Monday, March 08, 2010
It ended up the other way around. I simply forgot about the look, size and color of the houses. I became engrossed in this woman's life. However, knowing the importance of place to the author and also myself I always turned back to the cover to look at the white sheers hung at the window and to peek at the birdie on the windowsill. As times became tougher in her life, I would again return to the cover hoping this type of peace and serenity would return to her life soon.
Lacey and her family's life is a mixed bag. It's not all happy, happy. Neither is it all boohoo sad. This makes the book feel like a memoir and not a novel. I will especially remember when Lacey met her mother's long ago friend Cat. This could have been a moment of tension instead it was a moment of sharing, learning and correcting rumors. Then, there is Sophie, her sister. I won't say any more about Sophie. I just wanted to mention her name to establish the fact that her story angered and saddened me. It's a case of the permanence of the spoken word. Once painful words are said we can only hope the victim of the other person will forgive us.
I was fascinated with the way Cynthia Rogers Parks firmly placed me in the middle of American History: Robert Kennedy's assassination, the name, James Earl Ray. Of course, the name Martin Luther King and what he was doing in Memphis during that fatal time.

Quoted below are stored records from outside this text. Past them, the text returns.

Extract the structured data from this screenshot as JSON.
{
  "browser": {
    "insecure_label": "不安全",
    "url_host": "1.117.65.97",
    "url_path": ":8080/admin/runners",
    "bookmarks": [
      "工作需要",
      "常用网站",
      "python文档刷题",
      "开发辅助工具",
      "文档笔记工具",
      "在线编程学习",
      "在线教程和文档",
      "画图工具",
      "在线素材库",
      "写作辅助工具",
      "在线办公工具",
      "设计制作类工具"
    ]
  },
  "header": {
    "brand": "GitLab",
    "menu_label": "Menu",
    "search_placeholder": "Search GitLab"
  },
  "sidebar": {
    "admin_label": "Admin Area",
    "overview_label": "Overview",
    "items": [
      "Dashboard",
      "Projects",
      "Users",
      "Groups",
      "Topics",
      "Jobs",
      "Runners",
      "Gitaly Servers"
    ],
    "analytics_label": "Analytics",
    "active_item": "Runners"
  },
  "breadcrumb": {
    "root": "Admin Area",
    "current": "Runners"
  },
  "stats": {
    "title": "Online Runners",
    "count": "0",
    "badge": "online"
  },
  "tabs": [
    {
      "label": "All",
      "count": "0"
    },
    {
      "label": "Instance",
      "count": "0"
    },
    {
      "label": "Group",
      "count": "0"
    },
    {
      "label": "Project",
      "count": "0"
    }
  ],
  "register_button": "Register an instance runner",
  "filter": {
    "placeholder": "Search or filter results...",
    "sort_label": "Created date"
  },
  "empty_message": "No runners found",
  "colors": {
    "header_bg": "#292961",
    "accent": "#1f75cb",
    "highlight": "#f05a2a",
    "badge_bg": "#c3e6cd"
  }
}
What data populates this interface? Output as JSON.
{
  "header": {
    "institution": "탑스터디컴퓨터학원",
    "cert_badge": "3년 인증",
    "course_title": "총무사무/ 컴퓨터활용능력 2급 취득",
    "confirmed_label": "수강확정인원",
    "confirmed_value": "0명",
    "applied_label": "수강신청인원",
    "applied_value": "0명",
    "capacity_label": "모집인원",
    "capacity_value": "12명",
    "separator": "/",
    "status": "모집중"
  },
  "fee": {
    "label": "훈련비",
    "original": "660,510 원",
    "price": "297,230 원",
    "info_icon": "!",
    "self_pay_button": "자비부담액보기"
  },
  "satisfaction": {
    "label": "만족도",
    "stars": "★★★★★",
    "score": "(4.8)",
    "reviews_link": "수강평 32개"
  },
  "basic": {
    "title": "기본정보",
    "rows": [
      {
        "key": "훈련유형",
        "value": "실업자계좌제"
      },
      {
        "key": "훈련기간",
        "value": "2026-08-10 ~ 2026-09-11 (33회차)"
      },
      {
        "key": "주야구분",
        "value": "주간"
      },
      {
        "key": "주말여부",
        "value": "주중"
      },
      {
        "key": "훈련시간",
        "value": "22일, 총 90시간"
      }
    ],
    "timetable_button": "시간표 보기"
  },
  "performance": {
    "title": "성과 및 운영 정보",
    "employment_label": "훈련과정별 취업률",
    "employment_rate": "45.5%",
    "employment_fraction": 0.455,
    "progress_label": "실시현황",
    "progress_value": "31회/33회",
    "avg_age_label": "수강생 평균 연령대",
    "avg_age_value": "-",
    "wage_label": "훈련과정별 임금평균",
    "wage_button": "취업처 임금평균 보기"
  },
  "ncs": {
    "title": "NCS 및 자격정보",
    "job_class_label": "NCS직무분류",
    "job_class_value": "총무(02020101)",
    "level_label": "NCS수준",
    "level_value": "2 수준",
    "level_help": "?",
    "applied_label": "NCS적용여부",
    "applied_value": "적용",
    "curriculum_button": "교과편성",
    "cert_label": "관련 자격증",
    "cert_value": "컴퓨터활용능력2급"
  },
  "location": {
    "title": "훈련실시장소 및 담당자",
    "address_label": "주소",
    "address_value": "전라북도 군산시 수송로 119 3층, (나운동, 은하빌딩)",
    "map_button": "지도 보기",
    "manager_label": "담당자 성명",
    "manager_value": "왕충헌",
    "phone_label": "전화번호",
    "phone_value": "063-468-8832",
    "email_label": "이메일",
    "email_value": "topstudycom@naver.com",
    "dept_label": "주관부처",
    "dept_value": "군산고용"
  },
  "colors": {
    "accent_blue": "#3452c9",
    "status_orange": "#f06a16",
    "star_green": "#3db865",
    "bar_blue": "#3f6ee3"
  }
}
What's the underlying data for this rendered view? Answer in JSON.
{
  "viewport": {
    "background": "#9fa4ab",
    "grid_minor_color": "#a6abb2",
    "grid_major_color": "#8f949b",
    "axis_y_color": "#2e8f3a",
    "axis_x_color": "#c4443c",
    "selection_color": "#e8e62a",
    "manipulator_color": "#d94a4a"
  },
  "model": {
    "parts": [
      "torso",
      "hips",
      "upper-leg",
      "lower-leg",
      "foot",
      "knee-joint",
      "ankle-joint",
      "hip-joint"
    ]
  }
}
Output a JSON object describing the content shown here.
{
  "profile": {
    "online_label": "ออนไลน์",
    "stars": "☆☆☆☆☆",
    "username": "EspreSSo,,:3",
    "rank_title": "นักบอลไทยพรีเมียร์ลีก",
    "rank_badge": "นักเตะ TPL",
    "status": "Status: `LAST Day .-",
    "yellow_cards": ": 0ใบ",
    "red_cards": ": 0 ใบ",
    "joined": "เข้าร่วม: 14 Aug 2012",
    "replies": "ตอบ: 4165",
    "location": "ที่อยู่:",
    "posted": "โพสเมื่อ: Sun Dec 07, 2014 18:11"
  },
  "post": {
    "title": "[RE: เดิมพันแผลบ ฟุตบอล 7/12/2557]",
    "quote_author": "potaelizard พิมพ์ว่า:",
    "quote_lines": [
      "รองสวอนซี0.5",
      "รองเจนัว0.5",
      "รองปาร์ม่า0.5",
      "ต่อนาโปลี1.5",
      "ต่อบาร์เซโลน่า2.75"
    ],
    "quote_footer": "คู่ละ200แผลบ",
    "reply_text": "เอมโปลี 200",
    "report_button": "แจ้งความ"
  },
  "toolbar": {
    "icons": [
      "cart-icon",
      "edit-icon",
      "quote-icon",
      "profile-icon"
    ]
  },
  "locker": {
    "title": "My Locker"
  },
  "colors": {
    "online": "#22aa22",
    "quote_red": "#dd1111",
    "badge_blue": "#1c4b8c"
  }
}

I did feel a sense of uncertainty when the author wrote about racial situations. I can not speak for her. She never gave away her political opinions. I did feel a sense of fear that she did not desire to divulge her opinions about race although, she lived in the heart of it all, Memphis, the place where Dr. Martin Luther King was murdered.
The book is a must read. However, there are a few areas that bothered me. For example, here is a quote about what happened after MLK's assassination. "The first obstacle was that there was nothing, absolutely nothing in the way of transportation from the city. This isolation protected us, I suppose, from marauding bands of juvenile delinquents who might otherwise have been tempted to hop a bus and bring their crime spree to our far northwestern suburbs."
I wanted to shake Lacey. The word "crime spree" just left me cold. Then, I had to wonder is this why the white populace move to "lily-white" communities. To me, Lacey became a whole other person when interacting, one black man who looked angry after the assassination, or thinking about the black community.
I choose to think Cynthia Rogers Parks stepped out of the way as an author and allowed Lacey become a lone, public, true voice of some white people. I can only sympathize how tough it has to be for all authors to step in another person's moccasins revealing the flaws and perfections of our inner selves.
I truly loved "Houses" by Cynthia Rogers Parks. It's another great novel that should not go unread. It's a five star read for me.